Running a Shop News Law Sales+Marketing Education+Training Trends+Analysis

Class A Shop Initiative Stalls at CIC

Order Reprints

PALM SPRINGS, Calif., Jan. 14, 2016—Proposed revisions to the Class A Repair Facility Definitions document developed by the Collision Industry Conference (CIC) Definitions Committee were halted at the first CIC meeting of the year after a fiery hour-long discussion at the Palm Springs Hilton on Thursday.

The Definitions Committee was charged with revising the document—meant to establish guidelines for categorizing shops with the right equipment, capabilities, training and certifications to perform proper repairs—one year ago when CIC chairman Randy Stabler called it out as being outdated and inappropriate. The document hadn’t been revisited since 2013, and Stabler’s charge was based on rapidly evolving vehicle design and repair procedures.

At the April CIC meeting in Atlanta, attendees voted to have the Definitions Committee move forward with segmenting the document by shop type. The committee came up with revisions that split Class A shops into three categories covering nonstructural/cosmetic repairs, structural repairs, and shops performing structural repairs involving advanced materials and techniques (see the draft here).

But at the July CIC meeting in Las Vegas, a debate broke out about the document’s purpose, how and who would use it, and whether it was necessary or would conflict with OE and third-party certifications. That debate continued in Palm Springs, to the extent that the Definitions Committee’s intention to have CIC attendees vote on proposed changes derailed, putting the document’s future in question.

A recurring point of conversation was the purported use of the Class A document by some insurance companies to determine DRP qualifications, which attendees saw as an example of the potential for the definitions to be misused. It was argued that such misuse could negatively impact quality shops that boast other certifications that don’t fall in line perfectly with the guidelines.   

“I think here’s the challenge: What this does is it creates a designation,” said Aaron Schulenburg, executive director of the Society of Collision Repair Specialists. “It’s not just what you have or do not have. It creates a designation and that designation will be used to establish equivalency between two things in the future. It will be used in ways that maybe you don’t intend, maybe you do intend, I don’t know, but it will be used in ways that won’t be beneficial because there are already [certifications] that exist in the marketplace.”  

Stabler toward the end of the discussion wanted the Definitions Committee to once again return to the document for further analysis and revision, but committee chairman Chris Evans of State Farm argued that would be fruitless at this point.

“I don’t know what this committee can do to change or adjust the provisions that we’ve prepared,” Evans said. “I think we’ve done what we can. … If there is going to be a Class A, I think the experts in this room have done the best they could to put together a document. I think the only question that remains is, has Class A lived its useful life?”

Stabler tried to organize a vote to determine whether the document should be scrapped, but it was ultimately decided that the decision would be made at the April meeting in Seattle.

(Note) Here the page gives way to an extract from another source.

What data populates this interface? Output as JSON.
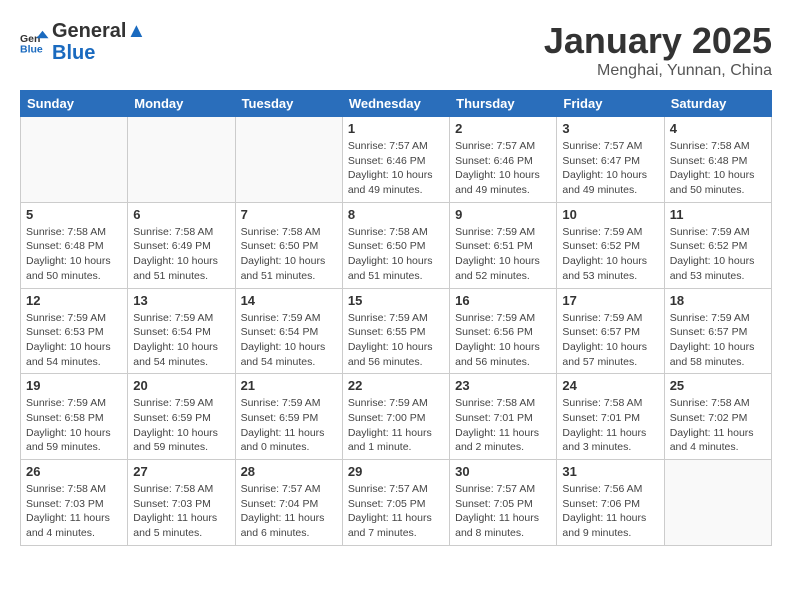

Other topics discussed at CIC:

  • The Marketing Committee discussed its ongoing efforts to increase CIC participation and attendee value. Challenges discussed included a lack of new voices and new subject matter. The committee surveyed past and present CIC attendees during the last year to collect data on the issue and is using feedback to recommend topics of interest. The committee also aims to encourage regular involvement from the top 10 insurance companies.  
  • The Parts and Materials Committee hosted a panel of parts procurement vendors, allowing each to spend five minutes addressing common parts procurement issues for shops and suppliers. Key takeaways included the need for integration between platforms and addressing business barriers between stakeholders that can create major obstacles for shops.
  • Attorney Cory King gave a presentation about the need for shops to have policies and processes in place to prevent and address workplace violence. Key points were to have good policies and enforcement, take all threats seriously, have a good relationship with law enforcement, consider restraining orders and have a plan for responding to both threats and violence.

The next CIC meeting is set for April 20–21 in Seattle. For more information go to   

Related Articles

CIC: Class A Shop Initiative to Continue, New Revisions to be Presented

CIC Proposes Change of “Class A Shop Requirements”

Q&A: A Look at CIC's Projects, Goals

You must login or register in order to post a comment.